“He’s just a racer down to the bone, man. Down to the heart,” Miller said. “He loves racing. It’s his passion, his business and that’s what he loves to do. I don’t think there’s a single moment of the day that he won’t pick up the phone or answer the phone to do business and make sure everything’s going right to expand his business. We’ll hang out on the lake a lot and even then, he’ll probably answer five phone calls an hour with something to do with the shop or getting to the track. Then when he’s at the track, you hardly ever see him. He’s always out trying to get tire deals for us and work on parts deals. He’s just always working at it.
“He does have a strong work ethic. I don’t think I’ve ever seen a team owner run and do as much stuff as him.”
That hustle is fueled as much by his desire to race as the relationships he has built along the way, whether it’s with sponsors, fellow competitors or series officials. Those bonds have made driver-owner partnerships feel more like family for Miller and Mills, and they’ve kept him friendly with Martins, even after he amicably left to drive elsewhere last season.
“I learned at a young age that networks are everything,” McLeod said. “You’re only as powerful as the people around you and able to make things happen because people like you. I’ve always thought instead of how do I get somebody to like me, I just thought, ‘You know, I’ll just treat ’em right and if they like you, they like you, and if they don’t, they don’t.’ If you keep treating people right and you’re up front and you say what you’re going to do business-wise, and if you can’t abide by it, then you look them in the face and say, ‘Hey, I made a mistake or I did this wrong.’ As long as you communicate and treat people right, I’ve found it very simple to build networks and be able to make stuff happen further than what my reach would have been from where I started out. That’s absolutely key to getting from where I was born to what I’m able to do now.”
That means making inroads up the Xfinity Series pecking order, expanding his team’s impact and walking the delicate balance between being a driver and a car owner. The kid in McLeod still enjoys the thrill of speed each week, but the ownership side of “moving the chess pieces” has its own appeal, of doing a lot with a little.
Either way, he’s savoring the ride — rock-star vibe and all.

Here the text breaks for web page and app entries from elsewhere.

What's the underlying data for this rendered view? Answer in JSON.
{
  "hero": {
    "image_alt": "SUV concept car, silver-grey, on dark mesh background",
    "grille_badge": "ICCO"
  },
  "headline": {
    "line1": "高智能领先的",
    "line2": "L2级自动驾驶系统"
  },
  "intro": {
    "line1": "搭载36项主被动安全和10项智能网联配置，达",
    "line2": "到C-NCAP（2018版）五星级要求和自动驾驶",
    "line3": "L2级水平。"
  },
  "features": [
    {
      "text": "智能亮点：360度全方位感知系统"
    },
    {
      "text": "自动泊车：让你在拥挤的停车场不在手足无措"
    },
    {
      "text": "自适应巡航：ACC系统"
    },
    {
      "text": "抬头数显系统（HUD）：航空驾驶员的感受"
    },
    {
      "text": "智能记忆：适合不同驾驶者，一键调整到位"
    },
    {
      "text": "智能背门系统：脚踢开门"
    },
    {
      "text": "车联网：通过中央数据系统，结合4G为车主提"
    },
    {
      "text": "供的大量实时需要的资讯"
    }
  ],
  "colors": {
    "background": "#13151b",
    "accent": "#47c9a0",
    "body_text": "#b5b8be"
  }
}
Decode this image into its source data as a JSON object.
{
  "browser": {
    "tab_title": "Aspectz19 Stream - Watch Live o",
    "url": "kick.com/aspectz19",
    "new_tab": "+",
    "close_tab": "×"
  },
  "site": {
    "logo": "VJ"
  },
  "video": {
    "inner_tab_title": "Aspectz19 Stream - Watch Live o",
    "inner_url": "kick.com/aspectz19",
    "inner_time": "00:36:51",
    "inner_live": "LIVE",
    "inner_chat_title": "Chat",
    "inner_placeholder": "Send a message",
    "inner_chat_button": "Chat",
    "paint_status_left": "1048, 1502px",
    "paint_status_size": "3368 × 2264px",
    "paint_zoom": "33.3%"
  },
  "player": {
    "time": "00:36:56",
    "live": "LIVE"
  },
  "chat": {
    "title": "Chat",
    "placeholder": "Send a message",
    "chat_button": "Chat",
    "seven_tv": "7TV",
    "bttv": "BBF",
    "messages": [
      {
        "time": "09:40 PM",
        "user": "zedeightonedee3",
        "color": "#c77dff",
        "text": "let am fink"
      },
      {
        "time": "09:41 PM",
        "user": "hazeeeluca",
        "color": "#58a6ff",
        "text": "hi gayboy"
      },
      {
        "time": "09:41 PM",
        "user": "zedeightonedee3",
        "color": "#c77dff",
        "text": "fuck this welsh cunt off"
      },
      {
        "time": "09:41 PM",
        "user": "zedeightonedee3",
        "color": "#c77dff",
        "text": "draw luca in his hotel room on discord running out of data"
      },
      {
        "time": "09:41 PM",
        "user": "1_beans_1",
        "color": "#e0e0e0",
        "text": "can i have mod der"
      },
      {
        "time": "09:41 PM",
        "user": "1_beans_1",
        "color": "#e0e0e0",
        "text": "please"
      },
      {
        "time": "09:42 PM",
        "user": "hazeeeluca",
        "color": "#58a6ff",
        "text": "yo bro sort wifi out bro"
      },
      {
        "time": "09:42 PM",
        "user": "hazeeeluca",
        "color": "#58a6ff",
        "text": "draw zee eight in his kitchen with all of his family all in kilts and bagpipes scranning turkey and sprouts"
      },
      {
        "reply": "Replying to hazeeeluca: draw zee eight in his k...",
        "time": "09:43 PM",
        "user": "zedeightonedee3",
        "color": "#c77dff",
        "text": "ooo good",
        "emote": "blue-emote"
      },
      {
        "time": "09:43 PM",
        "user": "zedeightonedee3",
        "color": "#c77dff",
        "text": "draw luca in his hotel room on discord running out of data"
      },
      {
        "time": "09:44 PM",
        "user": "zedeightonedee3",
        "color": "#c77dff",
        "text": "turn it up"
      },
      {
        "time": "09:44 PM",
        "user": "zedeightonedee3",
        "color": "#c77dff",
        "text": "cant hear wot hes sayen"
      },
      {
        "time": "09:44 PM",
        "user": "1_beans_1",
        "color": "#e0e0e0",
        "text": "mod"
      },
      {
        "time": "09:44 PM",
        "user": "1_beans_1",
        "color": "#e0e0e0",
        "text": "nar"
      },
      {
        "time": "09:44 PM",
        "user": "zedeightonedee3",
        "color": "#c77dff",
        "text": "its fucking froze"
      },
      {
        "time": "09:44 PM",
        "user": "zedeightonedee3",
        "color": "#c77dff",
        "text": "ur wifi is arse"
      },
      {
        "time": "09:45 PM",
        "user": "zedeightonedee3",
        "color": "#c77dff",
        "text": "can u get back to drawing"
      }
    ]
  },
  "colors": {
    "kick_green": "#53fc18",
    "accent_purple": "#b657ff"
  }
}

“I have a lot of things going on every weekend that are a lot of fun to look forward to, whether it goes good or bad,” McLeod said. “It’s a lot of living, and I want to be alive. I love living life, trying to do everything I can with every day that I’m blessed with living.”